══ RECORDS PROVIDED

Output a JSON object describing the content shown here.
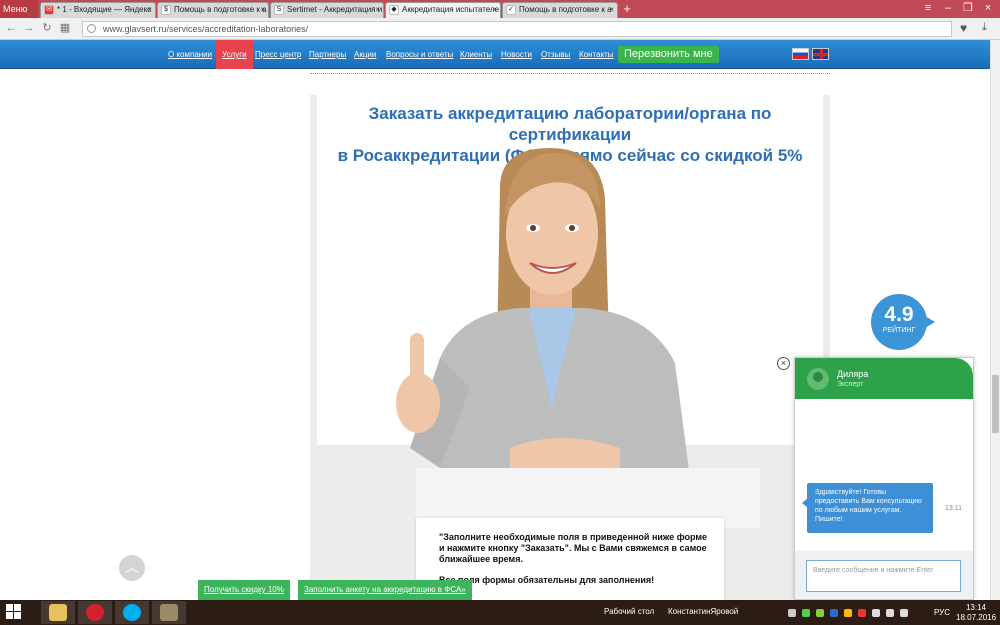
{
  "browser": {
    "menu_label": "Меню",
    "tabs": [
      {
        "label": "* 1 - Входящие — Яндекс",
        "favicon": "mail-icon",
        "active": false
      },
      {
        "label": "Помощь в подготовке к а",
        "favicon": "page-icon",
        "active": false
      },
      {
        "label": "Sertimet - Аккредитация и",
        "favicon": "sertimet-icon",
        "active": false
      },
      {
        "label": "Аккредитация испытателе",
        "favicon": "glavsert-icon",
        "active": true
      },
      {
        "label": "Помощь в подготовке к а",
        "favicon": "check-icon",
        "active": false
      }
    ],
    "new_tab": "+",
    "url": "www.glavsert.ru/services/accreditation-laboratories/"
  },
  "site_nav": {
    "links": [
      {
        "label": "О компании",
        "active": false
      },
      {
        "label": "Услуги",
        "active": true
      },
      {
        "label": "Пресс центр",
        "active": false
      },
      {
        "label": "Партнеры",
        "active": false
      },
      {
        "label": "Акции",
        "active": false
      },
      {
        "label": "Вопросы и ответы",
        "active": false
      },
      {
        "label": "Клиенты",
        "active": false
      },
      {
        "label": "Новости",
        "active": false
      },
      {
        "label": "Отзывы",
        "active": false
      },
      {
        "label": "Контакты",
        "active": false
      }
    ],
    "callback_button": "Перезвонить мне"
  },
  "main": {
    "headline_line1": "Заказать аккредитацию лаборатории/органа по сертификации",
    "headline_line2": "в Росаккредитации (ФСА) прямо сейчас со скидкой 5%",
    "form_intro": "\"Заполните необходимые поля в приведенной ниже форме и нажмите кнопку \"Заказать\". Мы с Вами свяжемся в самое ближайшее время.",
    "form_required": "Все поля формы обязательны для заполнения!"
  },
  "rating": {
    "value": "4.9",
    "label": "РЕЙТИНГ"
  },
  "chat": {
    "close": "×",
    "agent_name": "Диляра",
    "agent_role": "Эксперт",
    "message": "Здравствуйте! Готовы предоставить Вам консультацию по любым нашим услугам. Пишите!",
    "message_time": "13:11",
    "input_placeholder": "Введите сообщение и нажмите Enter"
  },
  "bottom_buttons": {
    "discount": "Получить скидку 10%",
    "survey": "Заполнить анкету на аккредитацию в ФСА»"
  },
  "taskbar": {
    "desktop_label": "Рабочий стол",
    "user_label": "КонстантинЯровой",
    "lang": "РУС",
    "time": "13:14",
    "date": "18.07.2016"
  },
  "colors": {
    "nav_blue": "#1f78c8",
    "nav_active": "#e8434f",
    "green": "#3cb45a",
    "headline_blue": "#2e6fb4",
    "chat_green": "#2ea14b"
  }
}
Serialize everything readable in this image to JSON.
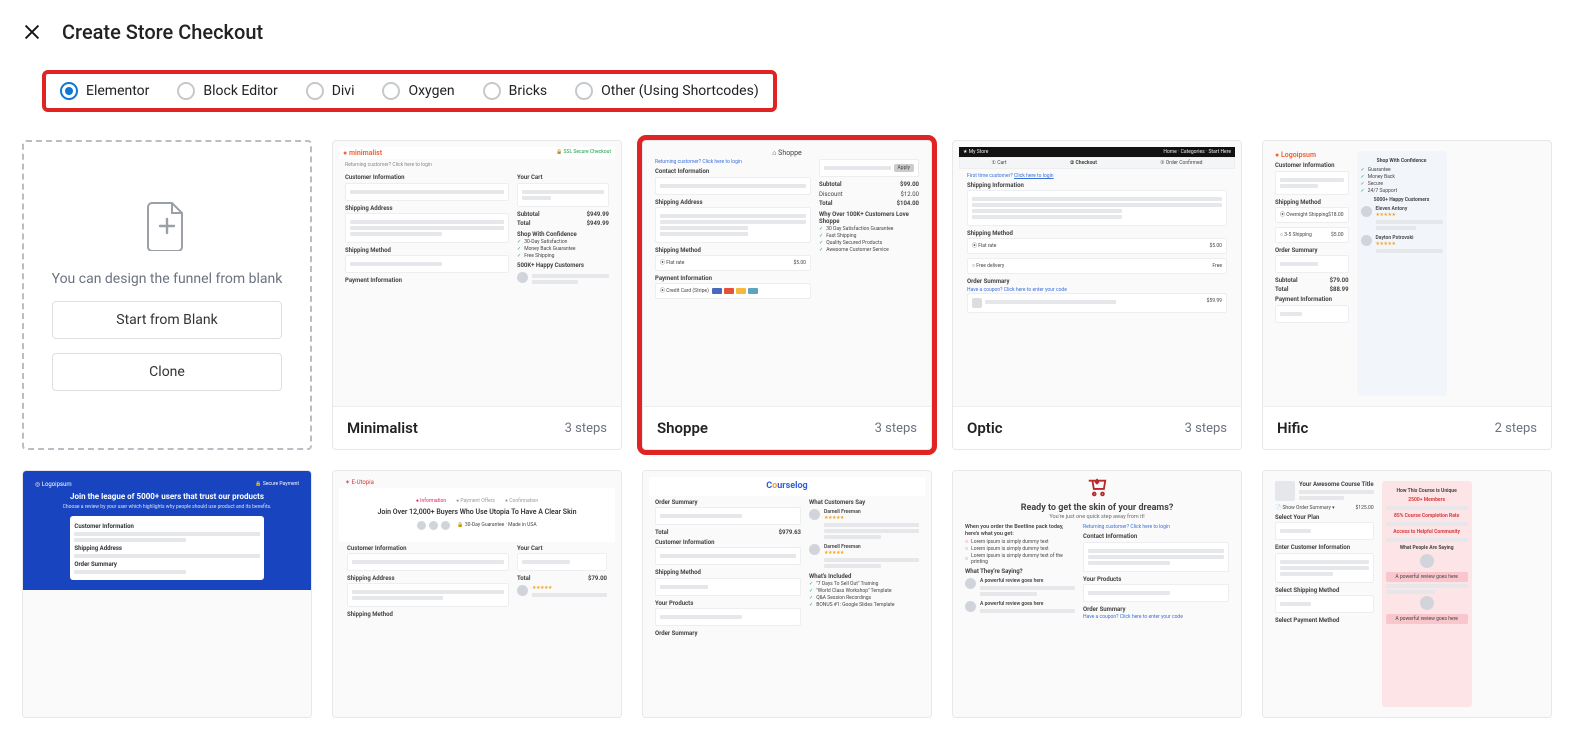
{
  "header": {
    "title": "Create Store Checkout"
  },
  "builders": {
    "options": [
      {
        "id": "elementor",
        "label": "Elementor",
        "checked": true
      },
      {
        "id": "block",
        "label": "Block Editor",
        "checked": false
      },
      {
        "id": "divi",
        "label": "Divi",
        "checked": false
      },
      {
        "id": "oxygen",
        "label": "Oxygen",
        "checked": false
      },
      {
        "id": "bricks",
        "label": "Bricks",
        "checked": false
      },
      {
        "id": "other",
        "label": "Other (Using Shortcodes)",
        "checked": false
      }
    ]
  },
  "blank_card": {
    "caption": "You can design the funnel from blank",
    "start_label": "Start from Blank",
    "clone_label": "Clone"
  },
  "templates": [
    {
      "name": "Minimalist",
      "steps": "3 steps",
      "highlight": false,
      "kind": "minimalist"
    },
    {
      "name": "Shoppe",
      "steps": "3 steps",
      "highlight": true,
      "kind": "shoppe"
    },
    {
      "name": "Optic",
      "steps": "3 steps",
      "highlight": false,
      "kind": "optic"
    },
    {
      "name": "Hific",
      "steps": "2 steps",
      "highlight": false,
      "kind": "hific"
    }
  ],
  "templates_row2": [
    {
      "kind": "blue_login"
    },
    {
      "kind": "utopia"
    },
    {
      "kind": "courselog"
    },
    {
      "kind": "beetline"
    },
    {
      "kind": "course_pink"
    }
  ],
  "preview_strings": {
    "logo_minimalist": "minimalist",
    "ssl": "SSL Secure Checkout",
    "returning": "Returning customer? Click here to login",
    "contact_info": "Contact Information",
    "customer_info": "Customer Information",
    "your_cart": "Your Cart",
    "shipping_address": "Shipping Address",
    "shipping_method": "Shipping Method",
    "shipping_info": "Shipping Information",
    "payment_info": "Payment Information",
    "order_summary": "Order Summary",
    "shop_confidence": "Shop With Confidence",
    "happy_customers": "500K+ Happy Customers",
    "total_label": "Total",
    "subtotal_label": "Subtotal",
    "shipping_label": "Shipping",
    "total_value_shoppe": "$104.00",
    "total_value_min": "$949.99",
    "why_love": "Why Over 100K+ Customers Love Shoppe",
    "logo_shoppe": "Shoppe",
    "logo_optic": "My Store",
    "logo_hific": "Logoipsum",
    "logo_logoipsum": "Logoipsum",
    "logo_eutopia": "E-Utopia",
    "logo_courselog": "Courselog",
    "blue_hero": "Join the league of 5000+ users that trust our products",
    "utopia_hero": "Join Over 12,000+ Buyers Who Use Utopia To Have A Clear Skin",
    "ready_hero": "Ready to get the skin of your dreams?",
    "ready_sub": "You're just one quick step away from it!",
    "beetline_lead": "When you order the Beetline pack today, here's what you get:",
    "what_saying": "What They're Saying?",
    "customers_say": "What Customers Say",
    "whats_included": "What's Included",
    "your_products": "Your Products",
    "course_title": "Your Awesome Course Title",
    "unique": "How This Course is Unique",
    "members": "2500+ Members",
    "completion": "85% Course Completion Rate",
    "community": "Access to Helpful Community",
    "people_saying": "What People Are Saying",
    "enter_customer": "Enter Customer Information",
    "select_plan": "Select Your Plan",
    "select_shipping": "Select Shipping Method",
    "select_payment": "Select Payment Method",
    "powerful_review": "A powerful review goes here"
  }
}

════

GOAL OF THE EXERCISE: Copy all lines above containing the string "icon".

EXPECTED ANSWER:
        "favicon": "mail-icon",
        "favicon": "page-icon",
        "favicon": "sertimet-icon",
        "favicon": "glavsert-icon",
        "favicon": "check-icon",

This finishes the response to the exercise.